A power of attorney is a legal document that allows an adult to designate a trusted friend or family member with legal authority to manage their affairs. Depending on the circumstances, a valid durable power of attorney can provide a means to manage the estate of someone who later becomes legally incapacitated. It may prevent the need for appointment of an involuntary conservator. In Connecticut probate courts, proceedings to appoint an involuntary conservator can be time consuming and expensive, especially when compared with the ease and relative economy of a durable power of attorney. However, once legal incapacity strikes, it’s often too late for a durable power of attorney to be executed. This is because an adult must have legal capacity to sign a durable power of attorney; if the power of attorney is signed by someone who lacks capacity, that power of attorney may not be valid.
Beginning October 1, 2016, significant changes to Connecticut law governing powers of attorney became effective. This article highlights some changes that the new law creates. In future articles, each of these changes will be examined in more detail.
The changes in Connecticut law are designed to achieve six general objectives. One objective is to preserve powers of attorney as an inexpensive means of incapacity planning that is flexible and private.

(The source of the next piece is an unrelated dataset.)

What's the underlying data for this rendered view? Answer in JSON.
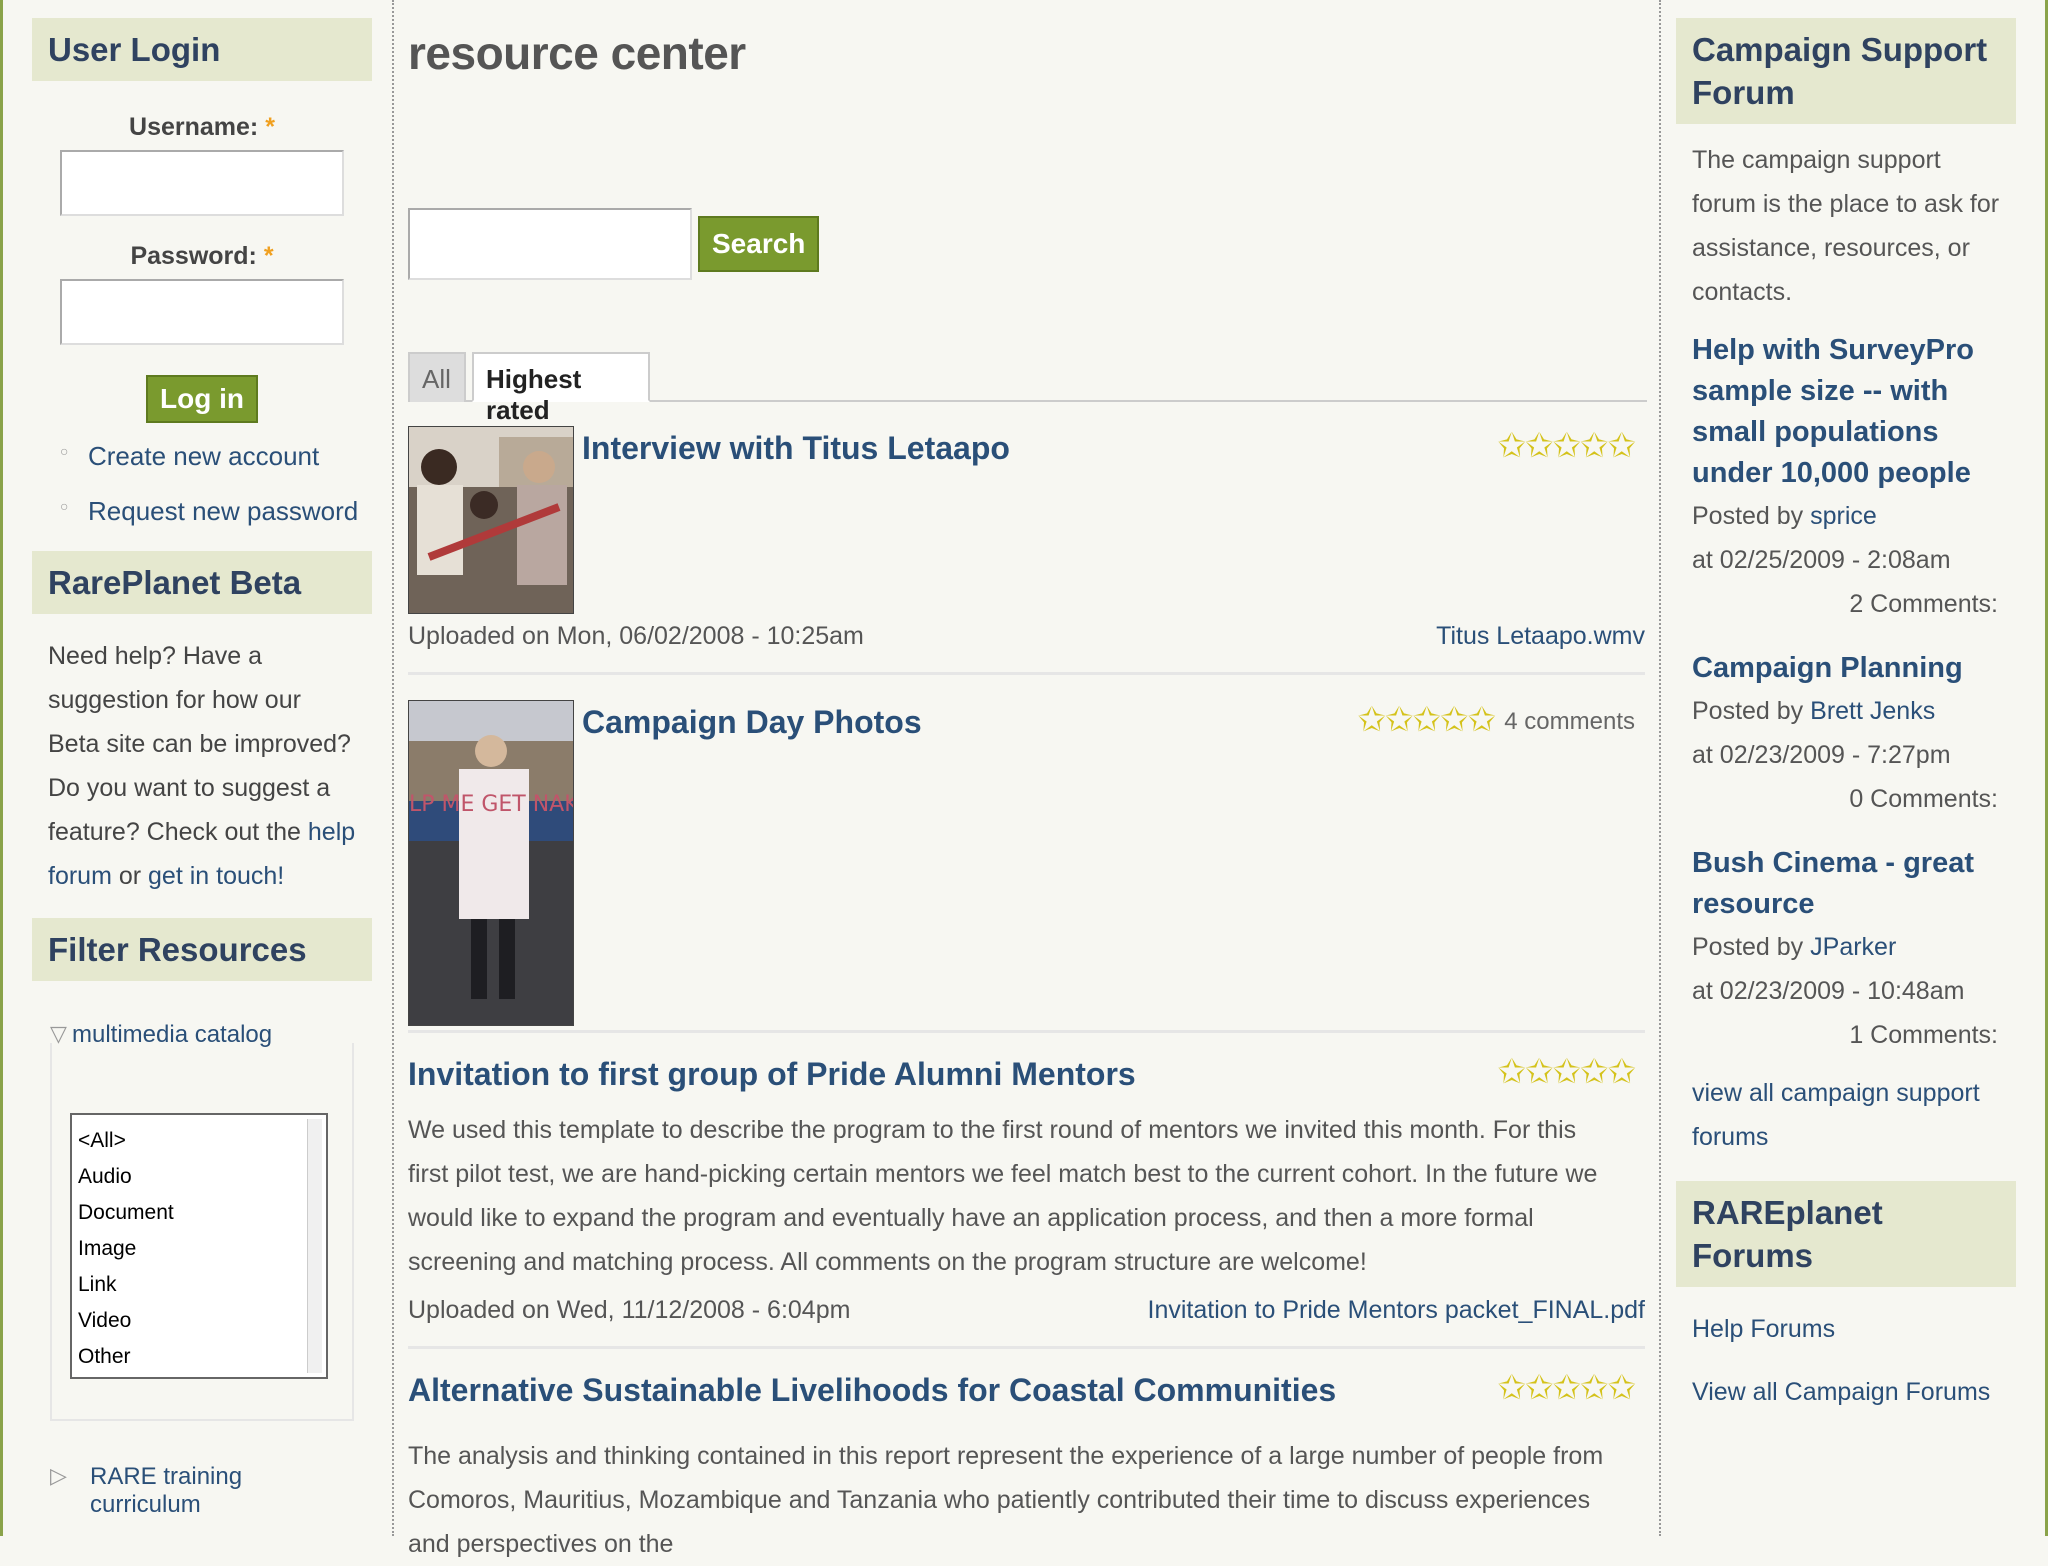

A second objective the new law addresses is the inclusion of safeguards to protect the person who creates the power of attorney (called the “principal”), the person who acts under the power of attorney (called the “agent”), and third parties that perform an action based on the power of attorney (for example, a bank that allows the agent access to a financial account owned by the principal).
A third objective is to modernize powers of attorney so that retirement plans and certain estate planning documents could be managed under a power of attorney.
A fourth area – a particularly important one – is to encourage the acceptance of valid powers of attorney by third parties. Certain financial institutions, in particular, have long had a reputation of refusing to recognize valid powers of attorney. Some of these institutions would only recognize a power of attorney created on their own forms. Frequently these forms amounted to little more than a document that exonerated the institution should any problems arise as a result of the use of the power of attorney.
A fifth area addresses situations where the agent acts properly but may also have a conflict of interest. An example of this would be where assets are transferred to family members under the power of attorney.
Finally, the new law provides ways to customize the power of attorney document. This is not entirely new – it was also allowed under the previous version of Connecticut law.
In the next few articles, I’ll look more closely at each of these areas and highlight how the new law works.